(INPUT)
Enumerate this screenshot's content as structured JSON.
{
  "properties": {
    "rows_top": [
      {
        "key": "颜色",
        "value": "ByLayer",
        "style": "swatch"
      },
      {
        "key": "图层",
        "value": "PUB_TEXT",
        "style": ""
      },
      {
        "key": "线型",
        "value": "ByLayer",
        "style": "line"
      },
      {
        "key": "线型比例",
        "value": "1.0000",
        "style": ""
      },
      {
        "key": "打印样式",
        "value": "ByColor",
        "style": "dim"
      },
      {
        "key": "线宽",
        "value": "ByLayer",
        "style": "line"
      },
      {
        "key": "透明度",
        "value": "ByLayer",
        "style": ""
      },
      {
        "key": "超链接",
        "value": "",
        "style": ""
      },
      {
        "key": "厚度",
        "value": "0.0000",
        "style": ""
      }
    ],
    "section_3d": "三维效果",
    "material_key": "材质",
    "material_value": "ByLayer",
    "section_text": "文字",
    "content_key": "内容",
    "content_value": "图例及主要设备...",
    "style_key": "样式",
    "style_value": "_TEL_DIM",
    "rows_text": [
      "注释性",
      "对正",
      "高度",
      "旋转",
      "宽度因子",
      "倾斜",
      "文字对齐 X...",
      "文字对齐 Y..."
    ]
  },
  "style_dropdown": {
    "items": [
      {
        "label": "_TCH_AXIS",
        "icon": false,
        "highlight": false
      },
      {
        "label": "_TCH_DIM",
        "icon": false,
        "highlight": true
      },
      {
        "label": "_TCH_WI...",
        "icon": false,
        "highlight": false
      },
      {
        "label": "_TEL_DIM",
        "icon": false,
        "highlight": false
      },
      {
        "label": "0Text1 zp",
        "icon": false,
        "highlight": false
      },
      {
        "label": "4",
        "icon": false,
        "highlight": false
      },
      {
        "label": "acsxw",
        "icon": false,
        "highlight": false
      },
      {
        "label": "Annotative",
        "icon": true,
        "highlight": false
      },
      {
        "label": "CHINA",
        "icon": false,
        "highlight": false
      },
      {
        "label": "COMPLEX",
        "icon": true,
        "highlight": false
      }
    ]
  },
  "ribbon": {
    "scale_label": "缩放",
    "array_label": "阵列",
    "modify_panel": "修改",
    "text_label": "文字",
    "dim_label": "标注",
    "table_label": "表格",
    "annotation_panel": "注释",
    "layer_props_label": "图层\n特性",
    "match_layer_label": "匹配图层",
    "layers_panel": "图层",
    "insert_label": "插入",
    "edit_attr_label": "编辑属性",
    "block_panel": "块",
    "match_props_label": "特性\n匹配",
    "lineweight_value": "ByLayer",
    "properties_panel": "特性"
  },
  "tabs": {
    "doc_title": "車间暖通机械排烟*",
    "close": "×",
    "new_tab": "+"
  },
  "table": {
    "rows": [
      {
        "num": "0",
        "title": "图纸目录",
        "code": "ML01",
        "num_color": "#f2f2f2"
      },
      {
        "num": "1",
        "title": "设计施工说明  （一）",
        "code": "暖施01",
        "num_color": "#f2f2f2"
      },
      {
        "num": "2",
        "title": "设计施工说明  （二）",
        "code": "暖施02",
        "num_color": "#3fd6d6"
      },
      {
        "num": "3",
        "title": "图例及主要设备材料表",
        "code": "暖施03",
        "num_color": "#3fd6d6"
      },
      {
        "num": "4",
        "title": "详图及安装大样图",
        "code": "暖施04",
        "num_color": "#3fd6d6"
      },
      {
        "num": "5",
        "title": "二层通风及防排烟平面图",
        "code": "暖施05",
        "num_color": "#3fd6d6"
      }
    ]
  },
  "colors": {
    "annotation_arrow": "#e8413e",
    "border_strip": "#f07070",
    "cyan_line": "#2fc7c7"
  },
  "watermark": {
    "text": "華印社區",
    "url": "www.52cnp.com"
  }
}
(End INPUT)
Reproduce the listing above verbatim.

Enumerate this screenshot's content as structured JSON.
{
  "properties": {
    "rows_top": [
      {
        "key": "颜色",
        "value": "ByLayer",
        "style": "swatch"
      },
      {
        "key": "图层",
        "value": "PUB_TEXT",
        "style": ""
      },
      {
        "key": "线型",
        "value": "ByLayer",
        "style": "line"
      },
      {
        "key": "线型比例",
        "value": "1.0000",
        "style": ""
      },
      {
        "key": "打印样式",
        "value": "ByColor",
        "style": "dim"
      },
      {
        "key": "线宽",
        "value": "ByLayer",
        "style": "line"
      },
      {
        "key": "透明度",
        "value": "ByLayer",
        "style": ""
      },
      {
        "key": "超链接",
        "value": "",
        "style": ""
      },
      {
        "key": "厚度",
        "value": "0.0000",
        "style": ""
      }
    ],
    "section_3d": "三维效果",
    "material_key": "材质",
    "material_value": "ByLayer",
    "section_text": "文字",
    "content_key": "内容",
    "content_value": "图例及主要设备...",
    "style_key": "样式",
    "style_value": "_TEL_DIM",
    "rows_text": [
      "注释性",
      "对正",
      "高度",
      "旋转",
      "宽度因子",
      "倾斜",
      "文字对齐 X...",
      "文字对齐 Y..."
    ]
  },
  "style_dropdown": {
    "items": [
      {
        "label": "_TCH_AXIS",
        "icon": false,
        "highlight": false
      },
      {
        "label": "_TCH_DIM",
        "icon": false,
        "highlight": true
      },
      {
        "label": "_TCH_WI...",
        "icon": false,
        "highlight": false
      },
      {
        "label": "_TEL_DIM",
        "icon": false,
        "highlight": false
      },
      {
        "label": "0Text1 zp",
        "icon": false,
        "highlight": false
      },
      {
        "label": "4",
        "icon": false,
        "highlight": false
      },
      {
        "label": "acsxw",
        "icon": false,
        "highlight": false
      },
      {
        "label": "Annotative",
        "icon": true,
        "highlight": false
      },
      {
        "label": "CHINA",
        "icon": false,
        "highlight": false
      },
      {
        "label": "COMPLEX",
        "icon": true,
        "highlight": false
      }
    ]
  },
  "ribbon": {
    "scale_label": "缩放",
    "array_label": "阵列",
    "modify_panel": "修改",
    "text_label": "文字",
    "dim_label": "标注",
    "table_label": "表格",
    "annotation_panel": "注释",
    "layer_props_label": "图层\n特性",
    "match_layer_label": "匹配图层",
    "layers_panel": "图层",
    "insert_label": "插入",
    "edit_attr_label": "编辑属性",
    "block_panel": "块",
    "match_props_label": "特性\n匹配",
    "lineweight_value": "ByLayer",
    "properties_panel": "特性"
  },
  "tabs": {
    "doc_title": "車间暖通机械排烟*",
    "close": "×",
    "new_tab": "+"
  },
  "table": {
    "rows": [
      {
        "num": "0",
        "title": "图纸目录",
        "code": "ML01",
        "num_color": "#f2f2f2"
      },
      {
        "num": "1",
        "title": "设计施工说明  （一）",
        "code": "暖施01",
        "num_color": "#f2f2f2"
      },
      {
        "num": "2",
        "title": "设计施工说明  （二）",
        "code": "暖施02",
        "num_color": "#3fd6d6"
      },
      {
        "num": "3",
        "title": "图例及主要设备材料表",
        "code": "暖施03",
        "num_color": "#3fd6d6"
      },
      {
        "num": "4",
        "title": "详图及安装大样图",
        "code": "暖施04",
        "num_color": "#3fd6d6"
      },
      {
        "num": "5",
        "title": "二层通风及防排烟平面图",
        "code": "暖施05",
        "num_color": "#3fd6d6"
      }
    ]
  },
  "colors": {
    "annotation_arrow": "#e8413e",
    "border_strip": "#f07070",
    "cyan_line": "#2fc7c7"
  },
  "watermark": {
    "text": "華印社區",
    "url": "www.52cnp.com"
  }
}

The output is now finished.